Whenever I talk to people about how much I loved Cormac McCarthy's "The Road" I talk about how he pulled together all these tried and true storylines, plot moments, and happenings from a long tradition of post-apocolyptic literature / film, BUT did it with so much style, so much emotion (under the surface), pitch perfections, pacing, etc. to lift it from a ho-hum collage of things I'd read before to amazing.
And in those conversations, I eventually come around to the sparseness of the story and how it reads like allegory to me. And how through the whole story-on-the-surface there is a second story for me. This second story is the story of a father who has lost his wife and is just trying to survive the everyday life of bringing up a child on his own and all the attendant fears of child-raising turned to 11. So much fear that "finding meaning" in his new life is out the window and then some -- that The Road is this depressed-and-scared mind's halluncination of "just making it" in today's world. One of the brilliances (not a word, but a word I need) of the book is that the sparseness creates a canvas for projecting your own fears and fears onto this archetypal story of loss, fear, and hope. And yes, I've just provided you a key to a recurring nightmare of mine -- I'll share the details of that actual not-fun-dream sometime (over a drink).
But I'm writing this post, because it sounds like this second-story-in-the-story just happened. Instead of it being a depressed man's view of the world around him after a post-wife's-suicide mental breakdown... this guy actually picked up his life, his young son, and headed into the woods to survive.
I'm thinking about the title of that great Charles Simic book, "The World Doesn't End" -- sometime I read that as a threat, other times as a positive outlook -- and at times like this it cycles back and forth between the two and so many shades in between. Like when you learn the electrons aren't going between the shells, but are in all of them, all the time (sorta).
This got started by coming across Mark Leidner's poetry over at HTML Giant...
And then stumbling into pieces on the whole BlazeVOX thing I'd successfully avoided until 2:30am on a Friday (avoided because I didn't want it to be my business --complicated, ugly, sad the state of all things -- just things I didn't need to cross paths with)...
And I only ended up there because after reading Mark's poems I'd wanted to watch his video interview about collage and it wouldn't load so I started to wander...

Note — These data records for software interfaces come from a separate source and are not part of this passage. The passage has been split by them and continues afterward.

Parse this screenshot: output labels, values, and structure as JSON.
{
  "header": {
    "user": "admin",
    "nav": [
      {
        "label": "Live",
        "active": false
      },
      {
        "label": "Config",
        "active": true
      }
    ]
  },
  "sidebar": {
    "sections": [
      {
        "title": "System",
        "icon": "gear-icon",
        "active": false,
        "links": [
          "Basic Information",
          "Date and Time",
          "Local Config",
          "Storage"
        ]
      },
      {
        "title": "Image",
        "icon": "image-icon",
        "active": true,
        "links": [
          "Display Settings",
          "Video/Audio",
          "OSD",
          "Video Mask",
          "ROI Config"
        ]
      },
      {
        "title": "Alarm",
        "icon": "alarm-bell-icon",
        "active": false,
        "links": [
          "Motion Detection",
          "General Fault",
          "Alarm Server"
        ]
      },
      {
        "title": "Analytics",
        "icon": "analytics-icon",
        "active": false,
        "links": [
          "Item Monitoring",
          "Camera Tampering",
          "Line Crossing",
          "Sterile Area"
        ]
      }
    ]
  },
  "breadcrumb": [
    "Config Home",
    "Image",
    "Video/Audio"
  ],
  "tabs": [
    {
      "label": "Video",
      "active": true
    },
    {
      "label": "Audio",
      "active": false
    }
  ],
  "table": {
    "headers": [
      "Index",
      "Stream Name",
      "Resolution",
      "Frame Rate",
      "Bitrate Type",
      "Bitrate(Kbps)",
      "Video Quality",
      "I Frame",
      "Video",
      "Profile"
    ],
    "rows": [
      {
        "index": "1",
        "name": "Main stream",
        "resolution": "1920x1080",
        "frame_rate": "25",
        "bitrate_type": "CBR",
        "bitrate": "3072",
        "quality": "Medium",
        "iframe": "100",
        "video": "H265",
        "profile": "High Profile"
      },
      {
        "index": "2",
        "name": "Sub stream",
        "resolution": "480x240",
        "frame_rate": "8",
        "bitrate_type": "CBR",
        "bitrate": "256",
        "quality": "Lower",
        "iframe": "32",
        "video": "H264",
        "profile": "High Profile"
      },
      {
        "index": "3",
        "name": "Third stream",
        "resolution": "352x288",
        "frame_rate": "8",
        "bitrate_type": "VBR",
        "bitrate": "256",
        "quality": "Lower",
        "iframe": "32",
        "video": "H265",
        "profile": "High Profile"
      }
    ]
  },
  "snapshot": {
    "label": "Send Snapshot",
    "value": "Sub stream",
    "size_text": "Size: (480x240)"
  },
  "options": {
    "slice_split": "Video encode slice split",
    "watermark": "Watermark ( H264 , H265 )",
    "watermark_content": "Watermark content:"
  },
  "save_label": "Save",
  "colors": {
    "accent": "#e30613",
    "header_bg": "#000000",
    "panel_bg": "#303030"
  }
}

But having finished reading some of the BlazeVOX drama (hey Justin, your comments on some blog about it were good -- sorry you went through all that, but also I think we are all sorry for a lot of people involved in all this, including Gatza) and having all the reasons I'd avoided it confirmed, I really needed a piece of GOOD so then I had to get a copy of that Leidner interview, cuz the poem with the secret agent and the Scarsfaces was that good and so how could the interview not be the mental breath mint I needed. Get thee to YouTube then young man, and this thee's search there turned up a motherlode of Leitner's stuff including a bizarre photocollage over a Beach Boys track that was good stuff.
And I looked and there were a half a dozen or more videos from Mark, and I got to holding in my head that there are thousands of people like Mark -- good writers doing good different things, video collages, text-to-video cartoons, and a hundred other things. And not just writers... Photographers and artists filling Flickr and Facebook and blogs around every cornerwith strange and beautiful things. And people that would never call themselves writers or photographers or artists doing the same -- and so many people striking so much gold.
And I'm not naive, also so much crap in between and all around.
Piles and piles of good and bad and better and worse and shit.
And I get to thinking about an illustration of the world and how big and connected it is (or can be) that I use in conversation every now and again:
If just one person in one million can give you a funny, then in America alone you can get a funny a day for the whole year.
Numbers are staggering. The world is staggering.
I still don't like Pet Sounds (though I return to it every handful of years thinking my tastes will just change at some point -- hell, I used to hate orange juice).
Jamie is a co-director of Narrow House, bass player for Sweatpants (we'll rise again!), and pretty serious about fish tacos. He lives in Baltimore and works in DC at Threespot.
This is how he gets his Facebook on.